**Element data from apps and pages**
= = =

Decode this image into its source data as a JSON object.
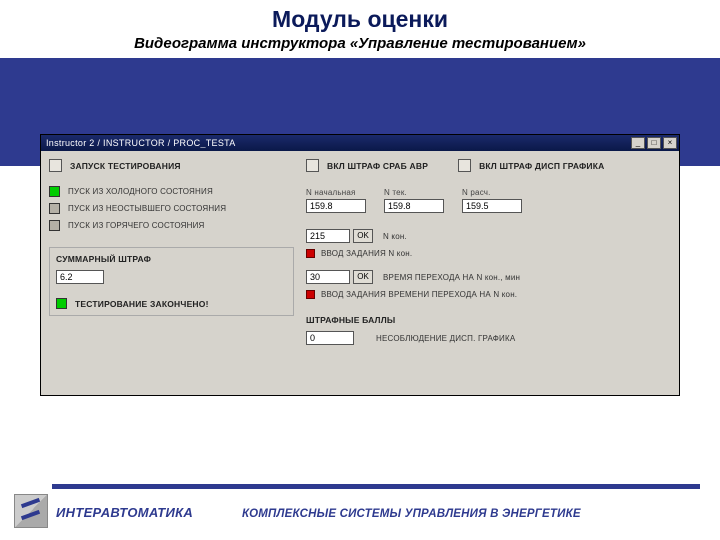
{
  "header": {
    "title": "Модуль оценки",
    "subtitle": "Видеограмма инструктора «Управление тестированием»"
  },
  "window": {
    "title": "Instructor 2 / INSTRUCTOR / PROC_TESTA",
    "buttons": {
      "min": "_",
      "max": "□",
      "close": "×"
    }
  },
  "left": {
    "launch_label": "ЗАПУСК ТЕСТИРОВАНИЯ",
    "items": [
      {
        "label": "ПУСК ИЗ ХОЛОДНОГО СОСТОЯНИЯ",
        "color": "green"
      },
      {
        "label": "ПУСК ИЗ НЕОСТЫВШЕГО СОСТОЯНИЯ",
        "color": "gray"
      },
      {
        "label": "ПУСК ИЗ ГОРЯЧЕГО СОСТОЯНИЯ",
        "color": "gray"
      }
    ],
    "penalty_label": "СУММАРНЫЙ ШТРАФ",
    "penalty_value": "6.2",
    "done_label": "ТЕСТИРОВАНИЕ ЗАКОНЧЕНО!"
  },
  "right_top": {
    "flags": [
      "ВКЛ ШТРАФ СРАБ АВР",
      "ВКЛ ШТРАФ ДИСП ГРАФИКА"
    ],
    "fields": [
      {
        "label": "N начальная",
        "value": "159.8"
      },
      {
        "label": "N тек.",
        "value": "159.8"
      },
      {
        "label": "N расч.",
        "value": "159.5"
      }
    ]
  },
  "right_inputs": {
    "row1": {
      "value": "215",
      "ok": "OK",
      "after": "N кон.",
      "hint": "ВВОД ЗАДАНИЯ N кон."
    },
    "row2": {
      "value": "30",
      "ok": "OK",
      "after": "ВРЕМЯ ПЕРЕХОДА НА N кон., мин",
      "hint": "ВВОД ЗАДАНИЯ ВРЕМЕНИ ПЕРЕХОДА НА N кон."
    }
  },
  "penalty_points": {
    "title": "ШТРАФНЫЕ БАЛЛЫ",
    "value": "0",
    "label": "НЕСОБЛЮДЕНИЕ ДИСП. ГРАФИКА"
  },
  "footer": {
    "brand": "ИНТЕРАВТОМАТИКА",
    "tagline": "КОМПЛЕКСНЫЕ СИСТЕМЫ УПРАВЛЕНИЯ В ЭНЕРГЕТИКЕ"
  }
}
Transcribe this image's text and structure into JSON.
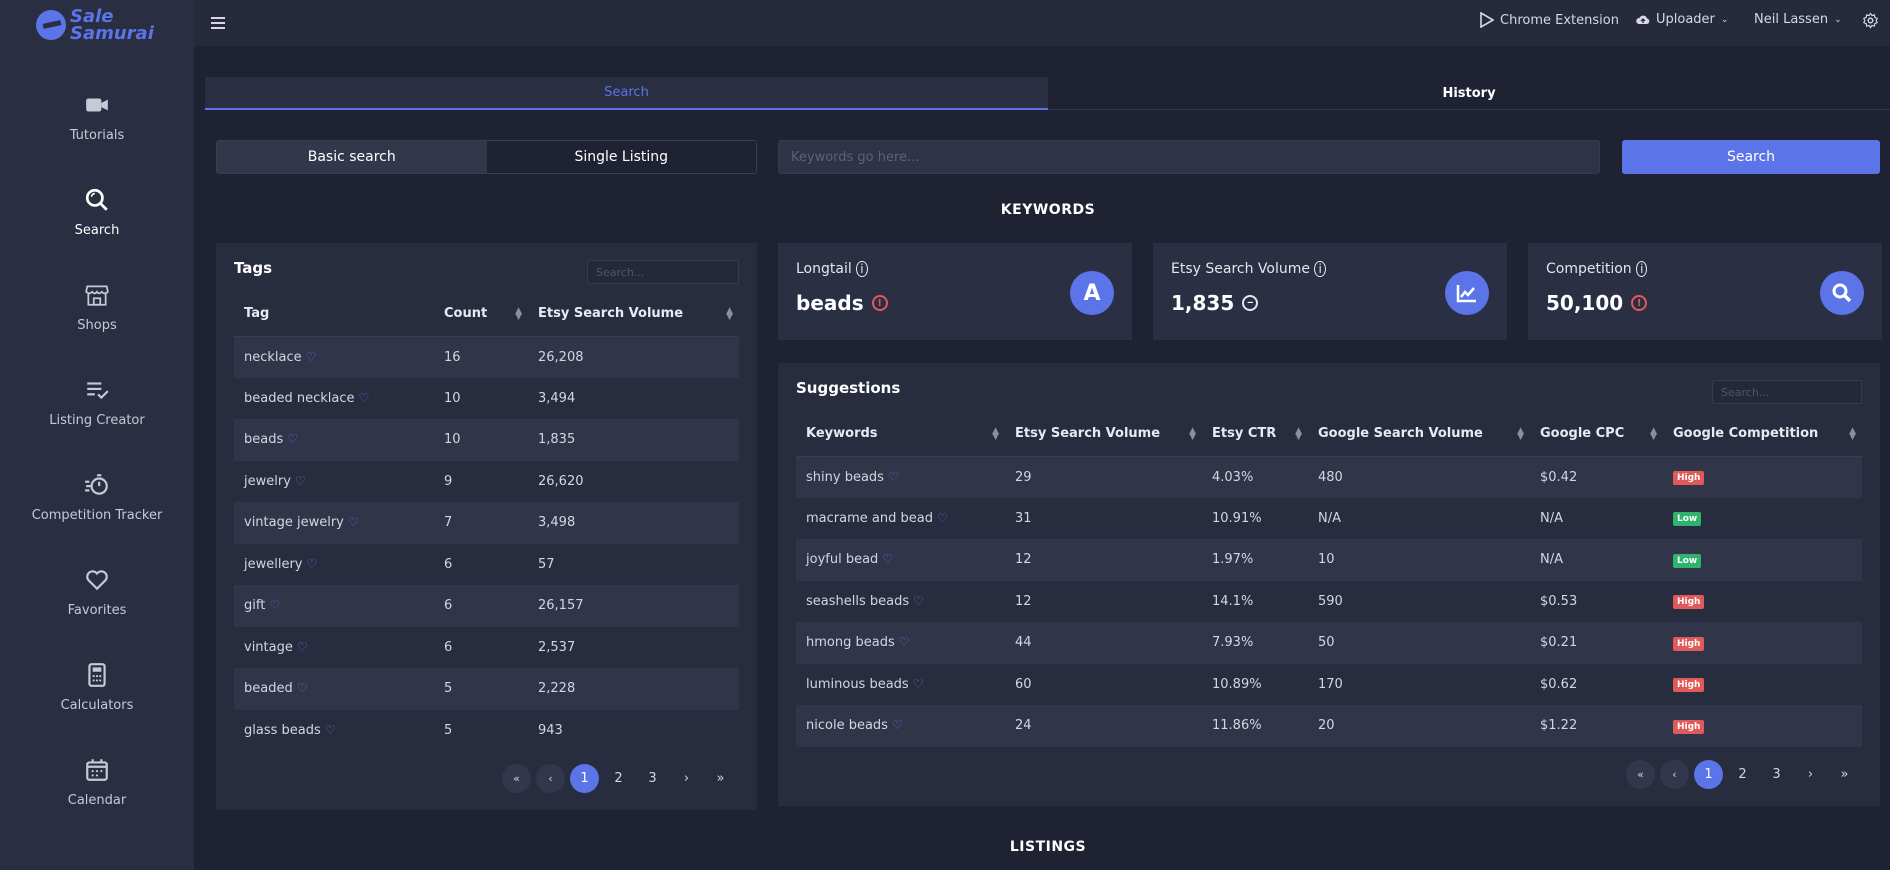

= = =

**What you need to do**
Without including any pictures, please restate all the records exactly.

**Answer space**
Decode this image into its source data as a JSON object.
{
  "header": {
    "title": "Модуль оценки",
    "subtitle": "Видеограмма инструктора «Управление тестированием»"
  },
  "window": {
    "title": "Instructor 2 / INSTRUCTOR / PROC_TESTA",
    "buttons": {
      "min": "_",
      "max": "□",
      "close": "×"
    }
  },
  "left": {
    "launch_label": "ЗАПУСК ТЕСТИРОВАНИЯ",
    "items": [
      {
        "label": "ПУСК ИЗ ХОЛОДНОГО СОСТОЯНИЯ",
        "color": "green"
      },
      {
        "label": "ПУСК ИЗ НЕОСТЫВШЕГО СОСТОЯНИЯ",
        "color": "gray"
      },
      {
        "label": "ПУСК ИЗ ГОРЯЧЕГО СОСТОЯНИЯ",
        "color": "gray"
      }
    ],
    "penalty_label": "СУММАРНЫЙ ШТРАФ",
    "penalty_value": "6.2",
    "done_label": "ТЕСТИРОВАНИЕ ЗАКОНЧЕНО!"
  },
  "right_top": {
    "flags": [
      "ВКЛ ШТРАФ СРАБ АВР",
      "ВКЛ ШТРАФ ДИСП ГРАФИКА"
    ],
    "fields": [
      {
        "label": "N начальная",
        "value": "159.8"
      },
      {
        "label": "N тек.",
        "value": "159.8"
      },
      {
        "label": "N расч.",
        "value": "159.5"
      }
    ]
  },
  "right_inputs": {
    "row1": {
      "value": "215",
      "ok": "OK",
      "after": "N кон.",
      "hint": "ВВОД ЗАДАНИЯ N кон."
    },
    "row2": {
      "value": "30",
      "ok": "OK",
      "after": "ВРЕМЯ ПЕРЕХОДА НА N кон., мин",
      "hint": "ВВОД ЗАДАНИЯ ВРЕМЕНИ ПЕРЕХОДА НА N кон."
    }
  },
  "penalty_points": {
    "title": "ШТРАФНЫЕ БАЛЛЫ",
    "value": "0",
    "label": "НЕСОБЛЮДЕНИЕ ДИСП. ГРАФИКА"
  },
  "footer": {
    "brand": "ИНТЕРАВТОМАТИКА",
    "tagline": "КОМПЛЕКСНЫЕ СИСТЕМЫ УПРАВЛЕНИЯ В ЭНЕРГЕТИКЕ"
  }
}
Transcribe this image's text and structure into JSON.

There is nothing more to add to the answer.